In February
1960, four
black college
freshmen sat
down at a
segregated
Woolworths
lunch counter
in Greensboro,
North
Carolina, and
politely asked
to be served.
They were
ignored but
remained
seated until
the counter closed. The next day they returned with more students,
who sat peacefully at the counter waiting to be served. They, like the
protesters in Montgomery, were practicing non-violent, civil
disobedience. The Greensboro lunch-counter demonstrations were
called sit-ins. As word of them spread, other students in cities
throughout the South started staging sit-ins. By April 1960, more than
50,000 students had joined sit-ins.

The tactic called for well-dressed and perfectly behaved students to


enter a lunch counter and ask for service. They would not move until
they were served. If they were arrested, other students would take
their place.

Students in many cities endured taunts, arrests, and even beatings.


But their persistence paid off. Many targeted businesses began to
integrate.

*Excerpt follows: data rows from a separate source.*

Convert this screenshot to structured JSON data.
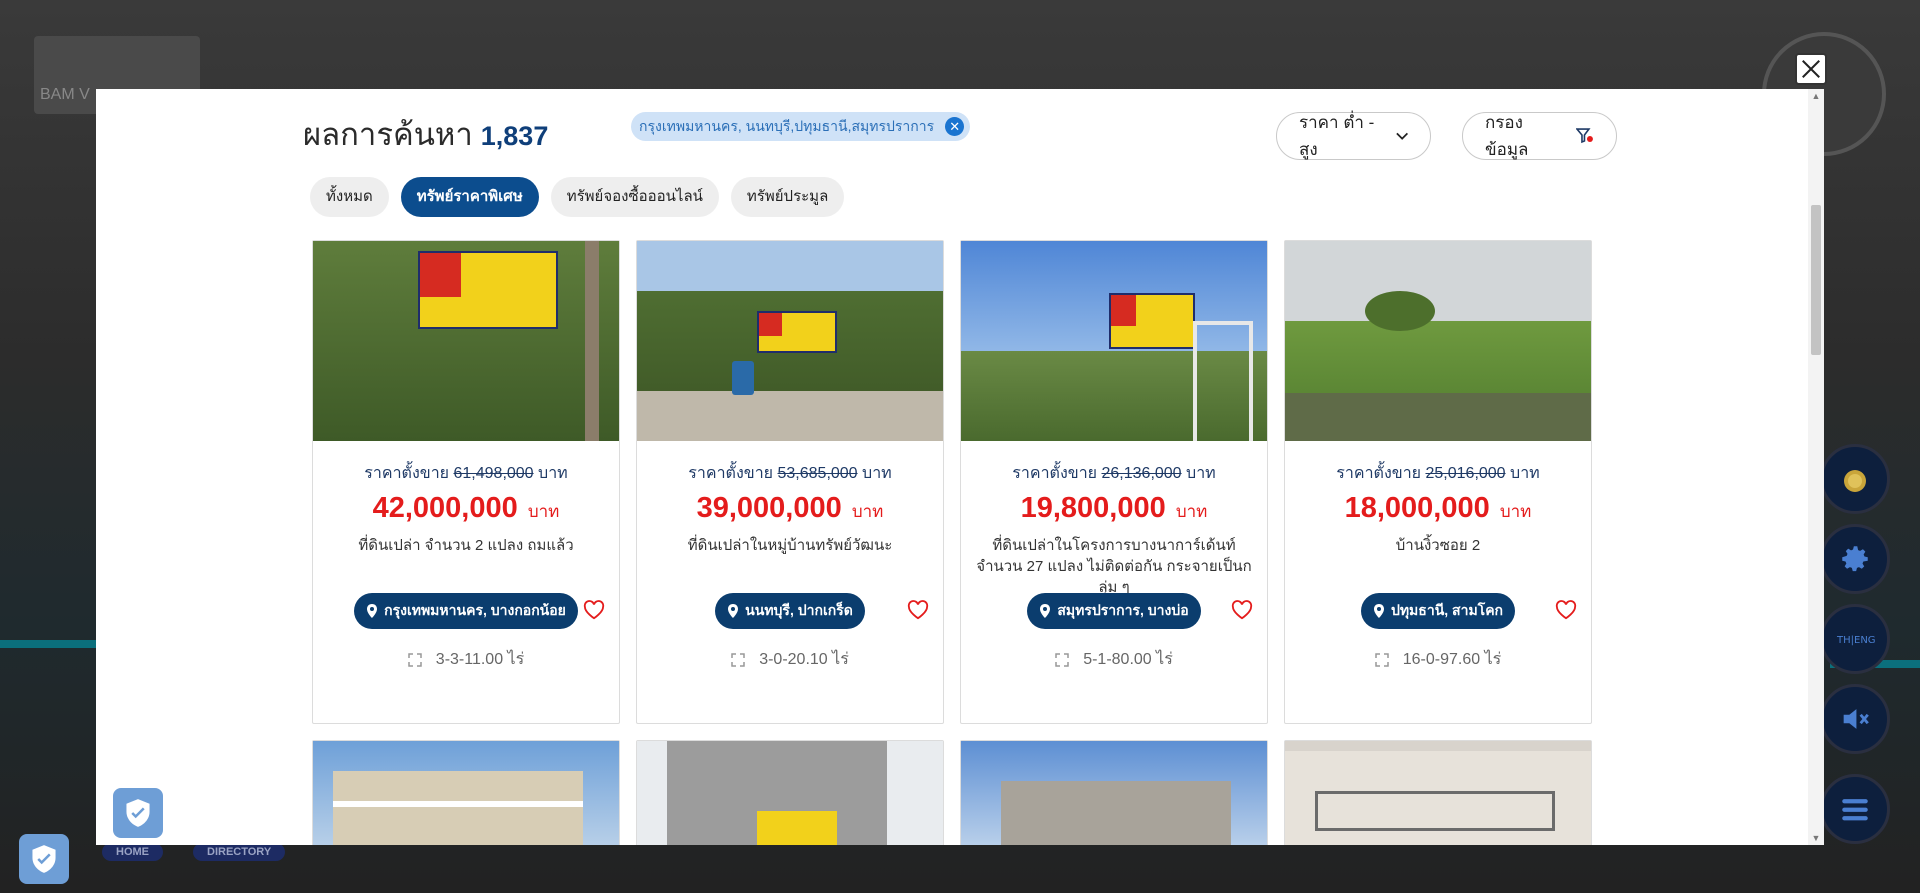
{
  "background": {
    "logo_text": "BAM V",
    "nav": [
      "HOME",
      "DIRECTORY"
    ]
  },
  "modal": {
    "title": "ผลการค้นหา",
    "result_count": "1,837",
    "filter_chip": "กรุงเทพมหานคร, นนทบุรี,ปทุมธานี,สมุทรปราการ",
    "sort_label": "ราคา ต่ำ - สูง",
    "filter_label": "กรองข้อมูล",
    "tabs": [
      {
        "label": "ทั้งหมด",
        "active": false
      },
      {
        "label": "ทรัพย์ราคาพิเศษ",
        "active": true
      },
      {
        "label": "ทรัพย์จองซื้อออนไลน์",
        "active": false
      },
      {
        "label": "ทรัพย์ประมูล",
        "active": false
      }
    ],
    "listings": [
      {
        "orig_prefix": "ราคาตั้งขาย",
        "orig_price": "61,498,000",
        "orig_suffix": "บาท",
        "price": "42,000,000",
        "price_unit": "บาท",
        "description": "ที่ดินเปล่า จำนวน 2 แปลง ถมแล้ว",
        "location": "กรุงเทพมหานคร, บางกอกน้อย",
        "area": "3-3-11.00 ไร่"
      },
      {
        "orig_prefix": "ราคาตั้งขาย",
        "orig_price": "53,685,000",
        "orig_suffix": "บาท",
        "price": "39,000,000",
        "price_unit": "บาท",
        "description": "ที่ดินเปล่าในหมู่บ้านทรัพย์วัฒนะ",
        "location": "นนทบุรี, ปากเกร็ด",
        "area": "3-0-20.10 ไร่"
      },
      {
        "orig_prefix": "ราคาตั้งขาย",
        "orig_price": "26,136,000",
        "orig_suffix": "บาท",
        "price": "19,800,000",
        "price_unit": "บาท",
        "description": "ที่ดินเปล่าในโครงการบางนาการ์เด้นท์ จำนวน 27 แปลง ไม่ติดต่อกัน กระจายเป็นกลุ่ม ๆ",
        "location": "สมุทรปราการ, บางบ่อ",
        "area": "5-1-80.00 ไร่"
      },
      {
        "orig_prefix": "ราคาตั้งขาย",
        "orig_price": "25,016,000",
        "orig_suffix": "บาท",
        "price": "18,000,000",
        "price_unit": "บาท",
        "description": "บ้านงิ้วซอย 2",
        "location": "ปทุมธานี, สามโคก",
        "area": "16-0-97.60 ไร่"
      }
    ]
  },
  "colors": {
    "accent_blue": "#0c4d8e",
    "price_red": "#e41c1c",
    "chip_bg": "#cfe2f7"
  }
}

In October 1960, black students across the nation formed the Student
Nonviolent Coordinating Committee (SNCC pronounced snick) to
carry on the work that students had begun in the Greensboro sit-ins.
SNCC operated throughout the deep South, organizing demonstrations,
teaching in Freedom Schools, and registering voters.